_WHAT THIS TASK INVOLVES:_
From the first line to the last, print the records exactly, leaving out the pictures.

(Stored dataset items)
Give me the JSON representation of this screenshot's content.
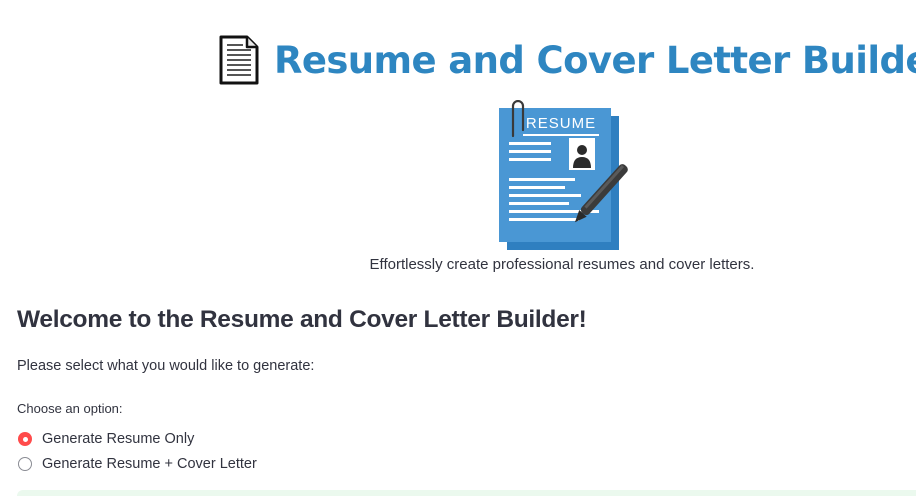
{
  "header": {
    "icon": "document-icon",
    "title": "Resume and Cover Letter Builder"
  },
  "hero": {
    "icon": "resume-illustration",
    "card_label": "RESUME"
  },
  "tagline": "Effortlessly create professional resumes and cover letters.",
  "welcome": {
    "heading": "Welcome to the Resume and Cover Letter Builder!",
    "prompt": "Please select what you would like to generate:"
  },
  "options": {
    "label": "Choose an option:",
    "items": [
      {
        "label": "Generate Resume Only",
        "selected": true
      },
      {
        "label": "Generate Resume + Cover Letter",
        "selected": false
      }
    ]
  },
  "colors": {
    "title": "#2e86c1",
    "accent": "#ff4b4b",
    "success_bg": "#ebf9ee",
    "text": "#31333f"
  }
}
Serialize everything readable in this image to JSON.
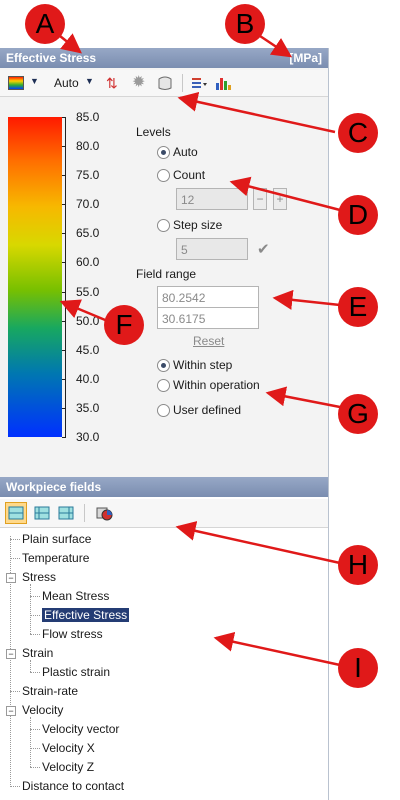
{
  "callouts": [
    "A",
    "B",
    "C",
    "D",
    "E",
    "F",
    "G",
    "H",
    "I"
  ],
  "top_panel": {
    "title": "Effective Stress",
    "unit": "[MPa]",
    "toolbar": {
      "palette_icon": "color-palette-icon",
      "mode_label": "Auto",
      "icons": [
        "swap-arrows-icon",
        "gear-icon",
        "shape-icon",
        "list-settings-icon",
        "bar-chart-icon"
      ]
    },
    "scale_ticks": [
      "85.0",
      "80.0",
      "75.0",
      "70.0",
      "65.0",
      "60.0",
      "55.0",
      "50.0",
      "45.0",
      "40.0",
      "35.0",
      "30.0"
    ],
    "levels": {
      "heading": "Levels",
      "auto": "Auto",
      "count": "Count",
      "count_value": "12",
      "step_size": "Step size",
      "step_value": "5",
      "selected": "auto"
    },
    "field_range": {
      "heading": "Field range",
      "max": "80.2542",
      "min": "30.6175",
      "reset": "Reset",
      "within_step": "Within step",
      "within_operation": "Within operation",
      "user_defined": "User defined",
      "selected": "within_step"
    }
  },
  "bottom_panel": {
    "title": "Workpiece fields",
    "toolbar_icons": [
      "view-mode-1-icon",
      "view-mode-2-icon",
      "view-mode-3-icon",
      "workpiece-color-icon"
    ],
    "tree": [
      {
        "label": "Plain surface"
      },
      {
        "label": "Temperature"
      },
      {
        "label": "Stress"
      },
      {
        "label": "Mean Stress"
      },
      {
        "label": "Effective Stress",
        "selected": true
      },
      {
        "label": "Flow stress"
      },
      {
        "label": "Strain"
      },
      {
        "label": "Plastic strain"
      },
      {
        "label": "Strain-rate"
      },
      {
        "label": "Velocity"
      },
      {
        "label": "Velocity vector"
      },
      {
        "label": "Velocity X"
      },
      {
        "label": "Velocity Z"
      },
      {
        "label": "Distance to contact"
      }
    ]
  }
}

_ANSWER TO THIS TASK:_
Give me the JSON representation of this screenshot's content.
{
  "header": {
    "icon": "document-icon",
    "title": "Resume and Cover Letter Builder"
  },
  "hero": {
    "icon": "resume-illustration",
    "card_label": "RESUME"
  },
  "tagline": "Effortlessly create professional resumes and cover letters.",
  "welcome": {
    "heading": "Welcome to the Resume and Cover Letter Builder!",
    "prompt": "Please select what you would like to generate:"
  },
  "options": {
    "label": "Choose an option:",
    "items": [
      {
        "label": "Generate Resume Only",
        "selected": true
      },
      {
        "label": "Generate Resume + Cover Letter",
        "selected": false
      }
    ]
  },
  "colors": {
    "title": "#2e86c1",
    "accent": "#ff4b4b",
    "success_bg": "#ebf9ee",
    "text": "#31333f"
  }
}
Serialize everything readable in this image to JSON.
{
  "callouts": [
    "A",
    "B",
    "C",
    "D",
    "E",
    "F",
    "G",
    "H",
    "I"
  ],
  "top_panel": {
    "title": "Effective Stress",
    "unit": "[MPa]",
    "toolbar": {
      "palette_icon": "color-palette-icon",
      "mode_label": "Auto",
      "icons": [
        "swap-arrows-icon",
        "gear-icon",
        "shape-icon",
        "list-settings-icon",
        "bar-chart-icon"
      ]
    },
    "scale_ticks": [
      "85.0",
      "80.0",
      "75.0",
      "70.0",
      "65.0",
      "60.0",
      "55.0",
      "50.0",
      "45.0",
      "40.0",
      "35.0",
      "30.0"
    ],
    "levels": {
      "heading": "Levels",
      "auto": "Auto",
      "count": "Count",
      "count_value": "12",
      "step_size": "Step size",
      "step_value": "5",
      "selected": "auto"
    },
    "field_range": {
      "heading": "Field range",
      "max": "80.2542",
      "min": "30.6175",
      "reset": "Reset",
      "within_step": "Within step",
      "within_operation": "Within operation",
      "user_defined": "User defined",
      "selected": "within_step"
    }
  },
  "bottom_panel": {
    "title": "Workpiece fields",
    "toolbar_icons": [
      "view-mode-1-icon",
      "view-mode-2-icon",
      "view-mode-3-icon",
      "workpiece-color-icon"
    ],
    "tree": [
      {
        "label": "Plain surface"
      },
      {
        "label": "Temperature"
      },
      {
        "label": "Stress"
      },
      {
        "label": "Mean Stress"
      },
      {
        "label": "Effective Stress",
        "selected": true
      },
      {
        "label": "Flow stress"
      },
      {
        "label": "Strain"
      },
      {
        "label": "Plastic strain"
      },
      {
        "label": "Strain-rate"
      },
      {
        "label": "Velocity"
      },
      {
        "label": "Velocity vector"
      },
      {
        "label": "Velocity X"
      },
      {
        "label": "Velocity Z"
      },
      {
        "label": "Distance to contact"
      }
    ]
  }
}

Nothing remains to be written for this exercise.